Inserted through a smaller incision, the foldable IOL PC 425Y 6/13.5 boasts two important advantages: (1) Patients who receive a scleral-fixation IOL usually have a significant amount of astigmatism from their previous surgery. Operating through a small incision causes fast stabilization of the corneal wound and a precocious rehabilitation of visual acuity.18-20 (2) The procedure is performed in a relatively closed system, preventing intraoperative hypotony and enabling the surgeon to work more comfortably. There is also a lower risk for related complications, such as suprachoroidal hemorrhage and clinically apparent CME.21-23 Fast stabilization of the corneal wound can contribute to the stabilization of intraocular tension and low risk of choroidal hemorrhage, recurrent hemorrhages, and exogenous infections.21,24-26 No patient had postoperative complications resulting in permanent visual loss.
Our easy and effective IOL scleral fixation technique does not make the sclera fragile and lowers the percentage of intraoperative and late complications. The resistance of the fixation thread is increased because it uses a double thread, and the suture is passed from the external surface to the inside of the eye only once. We bury the free ends of the Prolene suture between the two edges of the scleral incision.
In conclusion, our experience demonstrates that topical plus subconjunctival anesthesia ensures optimum analgesia, permits a safe and comfortable surgical environment, and can be considered an evolutionary and valid alternative to traditional retrobulbar, sub-Tenon's, or peribulbar anesthesia in aphakic vitrectomized eyes.
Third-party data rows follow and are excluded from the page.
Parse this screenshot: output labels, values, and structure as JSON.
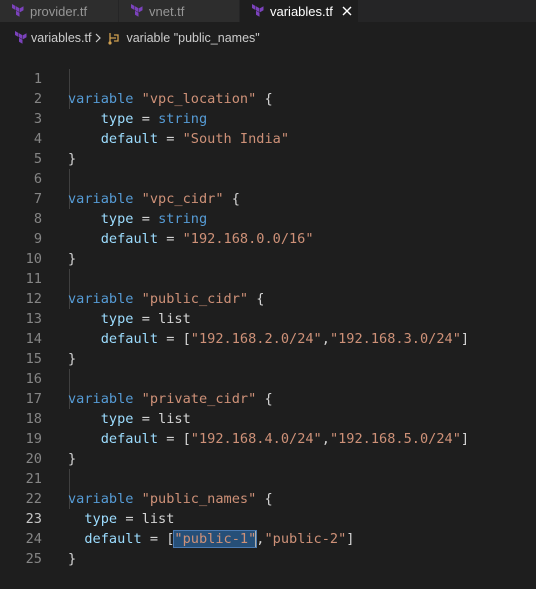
{
  "tabs": [
    {
      "label": "provider.tf",
      "active": false
    },
    {
      "label": "vnet.tf",
      "active": false
    },
    {
      "label": "variables.tf",
      "active": true
    }
  ],
  "breadcrumb": {
    "file": "variables.tf",
    "symbol": "variable \"public_names\""
  },
  "colors": {
    "terraform_icon": "#7b42bc",
    "symbol_icon": "#d0a050",
    "keyword": "#569cd6",
    "string": "#ce9178",
    "attribute": "#9cdcfe"
  },
  "editor": {
    "line_numbers": [
      "1",
      "2",
      "3",
      "4",
      "5",
      "6",
      "7",
      "8",
      "9",
      "10",
      "11",
      "12",
      "13",
      "14",
      "15",
      "16",
      "17",
      "18",
      "19",
      "20",
      "21",
      "22",
      "23",
      "24",
      "25"
    ],
    "current_line": "23",
    "code": {
      "v1": {
        "kw": "variable",
        "name": "\"vpc_location\"",
        "open": "{"
      },
      "v1_type": {
        "key": "type",
        "eq": "=",
        "val": "string"
      },
      "v1_default": {
        "key": "default",
        "eq": "=",
        "val": "\"South India\""
      },
      "v2": {
        "kw": "variable",
        "name": "\"vpc_cidr\"",
        "open": "{"
      },
      "v2_type": {
        "key": "type",
        "eq": "=",
        "val": "string"
      },
      "v2_default": {
        "key": "default",
        "eq": "=",
        "val": "\"192.168.0.0/16\""
      },
      "v3": {
        "kw": "variable",
        "name": "\"public_cidr\"",
        "open": "{"
      },
      "v3_type": {
        "key": "type",
        "eq": "=",
        "val": "list"
      },
      "v3_default": {
        "key": "default",
        "eq": "=",
        "ob": "[",
        "v1": "\"192.168.2.0/24\"",
        "comma": ",",
        "v2": "\"192.168.3.0/24\"",
        "cb": "]"
      },
      "v4": {
        "kw": "variable",
        "name": "\"private_cidr\"",
        "open": "{"
      },
      "v4_type": {
        "key": "type",
        "eq": "=",
        "val": "list"
      },
      "v4_default": {
        "key": "default",
        "eq": "=",
        "ob": "[",
        "v1": "\"192.168.4.0/24\"",
        "comma": ",",
        "v2": "\"192.168.5.0/24\"",
        "cb": "]"
      },
      "v5": {
        "kw": "variable",
        "name": "\"public_names\"",
        "open": "{"
      },
      "v5_type": {
        "key": "type",
        "eq": "=",
        "val": "list"
      },
      "v5_default": {
        "key": "default",
        "eq": "=",
        "ob": "[",
        "v1": "\"public-1\"",
        "comma": ",",
        "v2": "\"public-2\"",
        "cb": "]"
      },
      "close": "}"
    }
  }
}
We are convinced that the simplicity of this technique makes it the anesthesia of choice in scleral fixation of a foldable IOL, such as the Ophtec PC 425Y 6/13.5. The perforated haptics make the procedure comfortable and less time-consuming for the surgeon. It provides the opportunity for the surgeon to work in a closed system. Because of the small study population, we recommended conducting a larger, long-term study.
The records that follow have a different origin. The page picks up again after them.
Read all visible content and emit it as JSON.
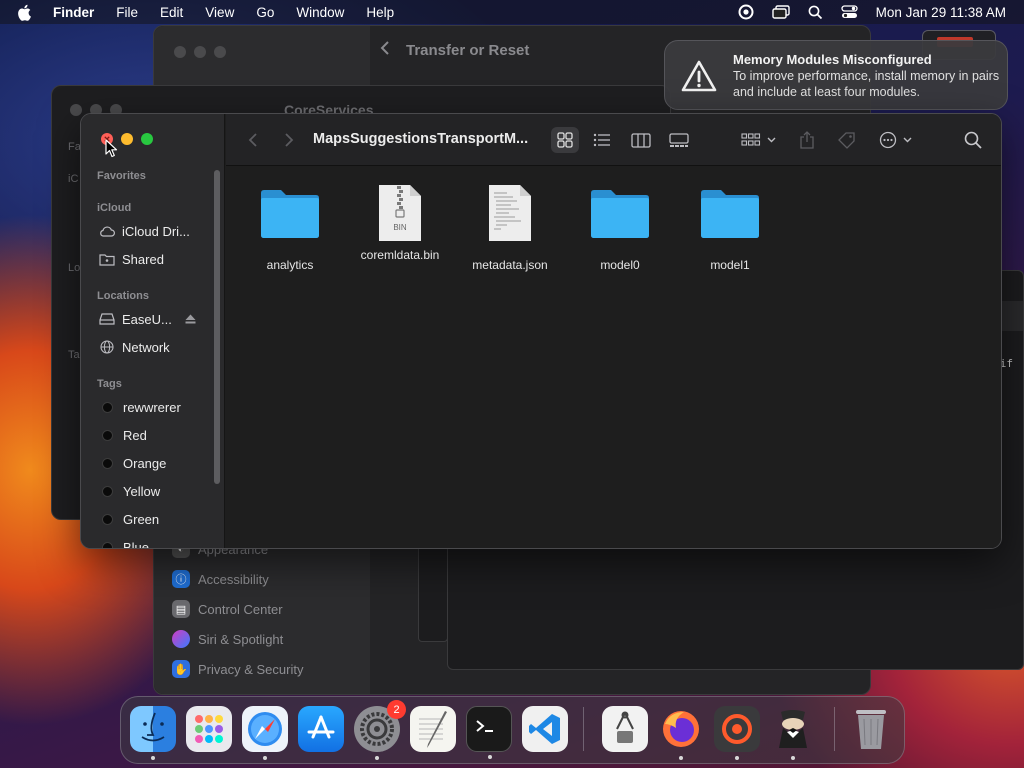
{
  "menubar": {
    "app_name": "Finder",
    "menus": [
      "File",
      "Edit",
      "View",
      "Go",
      "Window",
      "Help"
    ],
    "clock": "Mon Jan 29  11:38 AM"
  },
  "background": {
    "settings_header": "Transfer or Reset",
    "settings_items": [
      "Appearance",
      "Accessibility",
      "Control Center",
      "Siri & Spotlight",
      "Privacy & Security"
    ],
    "coreservices_title": "CoreServices",
    "coreservices_labels": [
      "Fa",
      "iC",
      "Lo",
      "Ta"
    ],
    "code_snippet": "if"
  },
  "notification": {
    "title": "Memory Modules Misconfigured",
    "body": "To improve performance, install memory in pairs and include at least four modules.",
    "icon": "warning-icon"
  },
  "finder": {
    "title": "MapsSuggestionsTransportM...",
    "sidebar": {
      "favorites_heading": "Favorites",
      "icloud_heading": "iCloud",
      "icloud_items": [
        {
          "label": "iCloud Dri...",
          "icon": "cloud-icon"
        },
        {
          "label": "Shared",
          "icon": "shared-folder-icon"
        }
      ],
      "locations_heading": "Locations",
      "location_items": [
        {
          "label": "EaseU...",
          "icon": "drive-icon"
        },
        {
          "label": "Network",
          "icon": "globe-icon"
        }
      ],
      "tags_heading": "Tags",
      "tags": [
        "rewwrerer",
        "Red",
        "Orange",
        "Yellow",
        "Green",
        "Blue"
      ]
    },
    "files": [
      {
        "name": "analytics",
        "kind": "folder"
      },
      {
        "name": "coremldata.bin",
        "kind": "bin",
        "badge": "BIN"
      },
      {
        "name": "metadata.json",
        "kind": "json"
      },
      {
        "name": "model0",
        "kind": "folder"
      },
      {
        "name": "model1",
        "kind": "folder"
      }
    ]
  },
  "dock": {
    "apps": [
      "Finder",
      "Launchpad",
      "Safari",
      "App Store",
      "System Settings",
      "TextEdit",
      "Terminal",
      "Visual Studio Code",
      "Archive Utility",
      "Firefox",
      "Synology Drive",
      "Bartender",
      "Trash"
    ],
    "settings_badge": "2"
  },
  "colors": {
    "accent_folder": "#38b6f5",
    "close": "#ff5f57",
    "minimize": "#febc2e",
    "zoom": "#28c840"
  }
}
The authors would like to thank Pinto Hespanhol for his contribution to statistical analysis.
Manuel Monteiro, MD, is with the Clinic of Ophthalmology, Antas, Porto and Faculdade das Ciências da Saœde, Beira Interior University, Covilhã, Portugal. Dr. Monteiro states that he has no financial interest in the products or companies mentioned. He may be reached at tel: +35 1919697816; e-mail: email@example.com.
António A.P. Marinho, MD, PhD, is the Chairman of the Department of Ophthalmology, Hospital Arrábida, Porto Portugal. Dr. Marinho states that he has no financial interest in the products or companies mentioned. He may be reached at tel: +35 1936093345; e-mail: firstname.lastname@example.org.
Salgado Borges, MD, PhD, is with the Department of Ophthalmology, San Sebastião Hospital, Porto, Portugal. Dr. Borges states that he has no financial interest in the products or companies mentioned. He may be reached at tel: +35 1968079450; e-mail: email@example.com.
Lucas Ribeiro is with the Department of IT, Vila Real Hospital, Vila Real, Portugal. Mr. Ribeiro states that he has no financial interest in the products or companies mentioned. He may be reached at tel: +35 1962145330; e-mail: firstname.lastname@example.org